[DATA SHOWN — start]

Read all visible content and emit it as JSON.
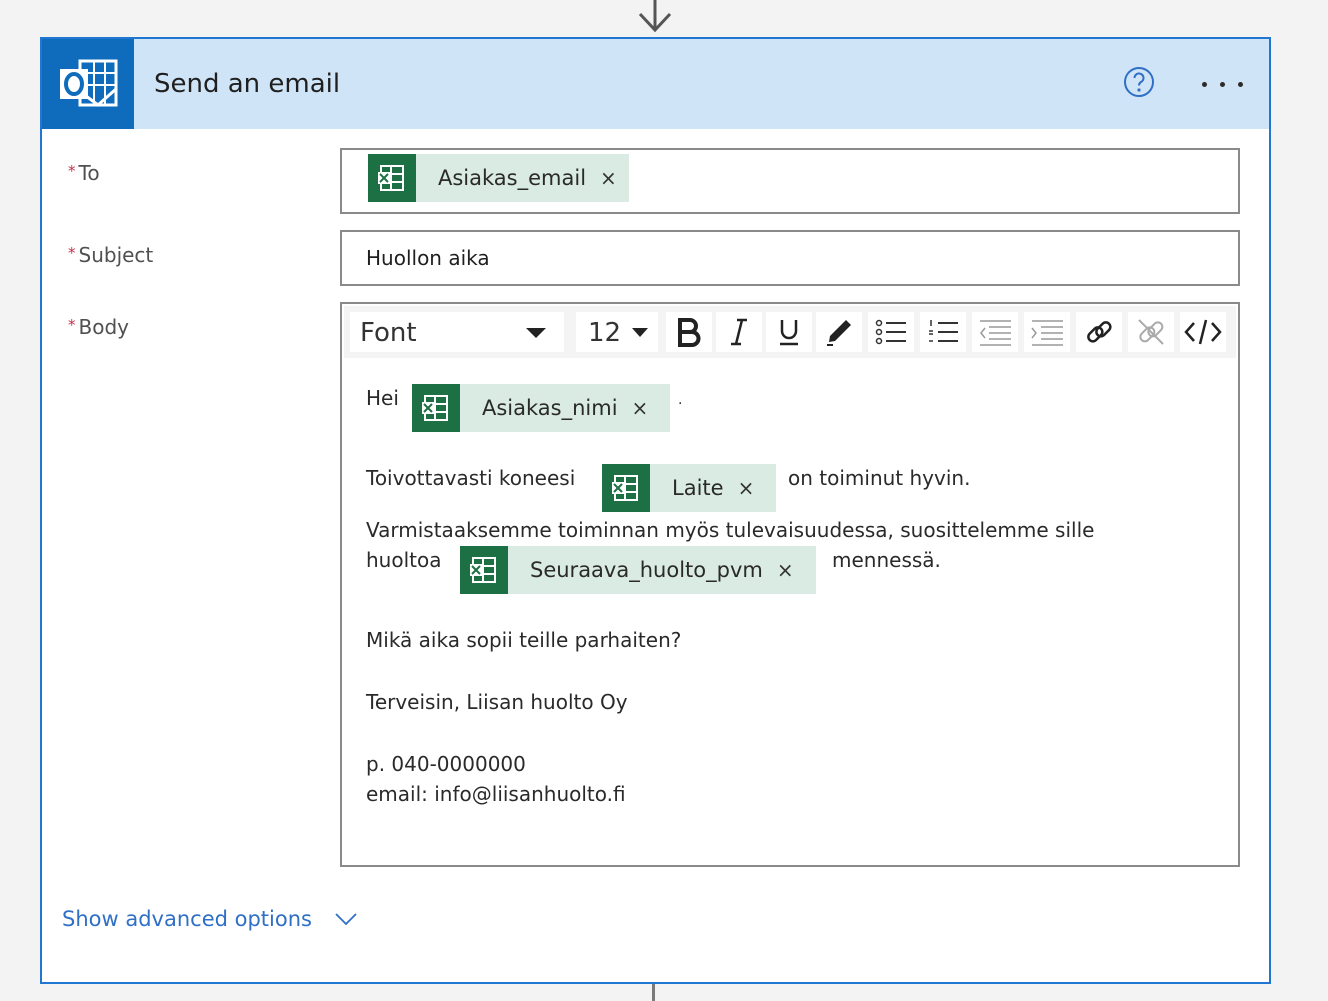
{
  "card": {
    "title": "Send an email",
    "colors": {
      "accent": "#1f77d2",
      "header": "#cfe4f6",
      "app_icon": "#0f6cbd",
      "token_icon": "#1d7044",
      "token_bg": "#d9ebe2",
      "link": "#2f6fc6"
    }
  },
  "fields": {
    "to": {
      "label": "To",
      "token": "Asiakas_email"
    },
    "subject": {
      "label": "Subject",
      "value": "Huollon aika"
    },
    "body": {
      "label": "Body"
    }
  },
  "toolbar": {
    "font": "Font",
    "size": "12"
  },
  "body": {
    "greeting": "Hei",
    "name_token": "Asiakas_nimi",
    "greeting_suffix": "·",
    "line2_pre": "Toivottavasti koneesi",
    "device_token": "Laite",
    "line2_post": "on toiminut hyvin.",
    "line3": "Varmistaaksemme toiminnan myös tulevaisuudessa, suosittelemme sille",
    "line4_pre": "huoltoa",
    "date_token": "Seuraava_huolto_pvm",
    "line4_post": "mennessä.",
    "question": "Mikä aika sopii teille parhaiten?",
    "signature": "Terveisin, Liisan huolto Oy",
    "phone": "p. 040-0000000",
    "email": "email: info@liisanhuolto.fi"
  },
  "required_mark": "*",
  "token_remove": "×",
  "advanced_options": "Show advanced options"
}
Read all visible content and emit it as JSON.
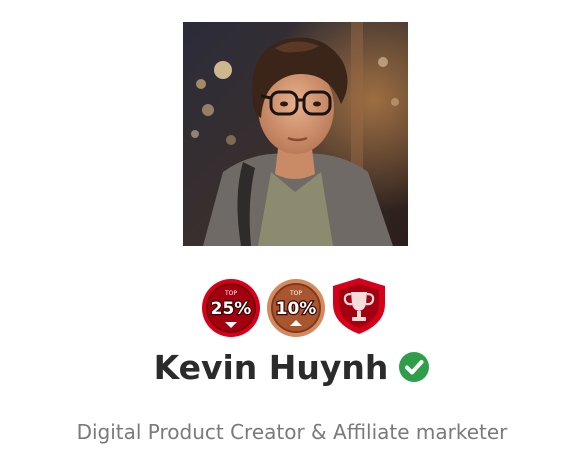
{
  "profile": {
    "name": "Kevin Huynh",
    "tagline": "Digital Product Creator & Affiliate marketer",
    "avatar_icon": "profile-photo",
    "verified_icon": "check-circle-icon",
    "verified_color": "#2e9e49"
  },
  "badges": [
    {
      "label_top": "TOP",
      "label_pct": "25%",
      "icon": "top-25-badge-icon",
      "color": "#c0000e"
    },
    {
      "label_top": "TOP",
      "label_pct": "10%",
      "icon": "top-10-badge-icon",
      "color": "#b8734d"
    },
    {
      "icon": "trophy-badge-icon",
      "color": "#c0000e"
    }
  ]
}
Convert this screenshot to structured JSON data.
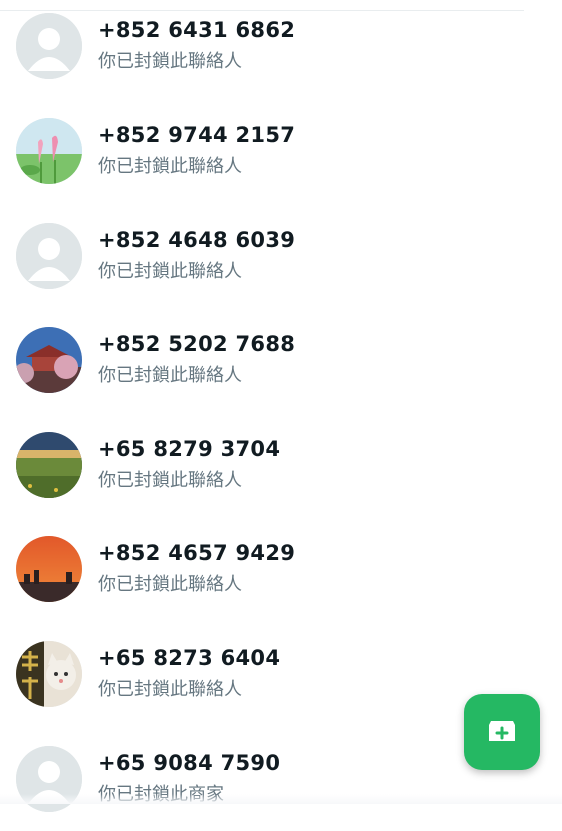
{
  "contacts": [
    {
      "phone": "+852 6431 6862",
      "status": "你已封鎖此聯絡人",
      "avatar": "default-avatar-icon"
    },
    {
      "phone": "+852 9744 2157",
      "status": "你已封鎖此聯絡人",
      "avatar": "lotus-photo"
    },
    {
      "phone": "+852 4648 6039",
      "status": "你已封鎖此聯絡人",
      "avatar": "default-avatar-icon"
    },
    {
      "phone": "+852 5202 7688",
      "status": "你已封鎖此聯絡人",
      "avatar": "temple-blossom-photo"
    },
    {
      "phone": "+65 8279 3704",
      "status": "你已封鎖此聯絡人",
      "avatar": "meadow-sky-photo"
    },
    {
      "phone": "+852 4657 9429",
      "status": "你已封鎖此聯絡人",
      "avatar": "sunset-skyline-photo"
    },
    {
      "phone": "+65 8273 6404",
      "status": "你已封鎖此聯絡人",
      "avatar": "cat-fortune-photo"
    },
    {
      "phone": "+65 9084 7590",
      "status": "你已封鎖此商家",
      "avatar": "default-avatar-icon"
    }
  ],
  "fab": {
    "icon": "add-message-icon",
    "color": "#25b863"
  },
  "colors": {
    "primary_text": "#111b21",
    "secondary_text": "#667781",
    "avatar_bg": "#dfe5e7"
  }
}
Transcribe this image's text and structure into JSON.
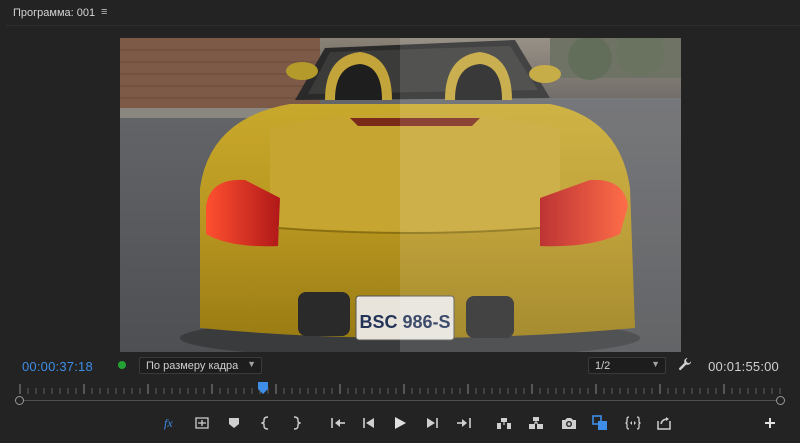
{
  "panel": {
    "title": "Программа: 001",
    "menu_glyph": "≡"
  },
  "viewer": {
    "license_plate": "BSC 986-S"
  },
  "playback": {
    "current_timecode": "00:00:37:18",
    "total_duration": "00:01:55:00",
    "zoom_selected": "По размеру кадра",
    "resolution_selected": "1/2",
    "status_color": "#25a235",
    "accent_color": "#3e8de6"
  },
  "toolbar": {
    "buttons": [
      "fx-icon",
      "insert-overlay-icon",
      "marker-icon",
      "mark-in-icon",
      "mark-out-icon",
      "go-to-in-icon",
      "step-back-icon",
      "play-icon",
      "step-forward-icon",
      "go-to-out-icon",
      "lift-icon",
      "extract-icon",
      "camera-icon",
      "comparison-view-icon",
      "trim-icon",
      "export-icon",
      "add-icon"
    ]
  }
}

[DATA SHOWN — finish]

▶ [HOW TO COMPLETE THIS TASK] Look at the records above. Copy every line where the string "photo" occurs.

▶ [ANSWER BOX]
    "avatar_icon": "profile-photo",
      "avatar": "lotus-photo"
      "avatar": "temple-blossom-photo"
      "avatar": "meadow-sky-photo"
      "avatar": "sunset-skyline-photo"
      "avatar": "cat-fortune-photo"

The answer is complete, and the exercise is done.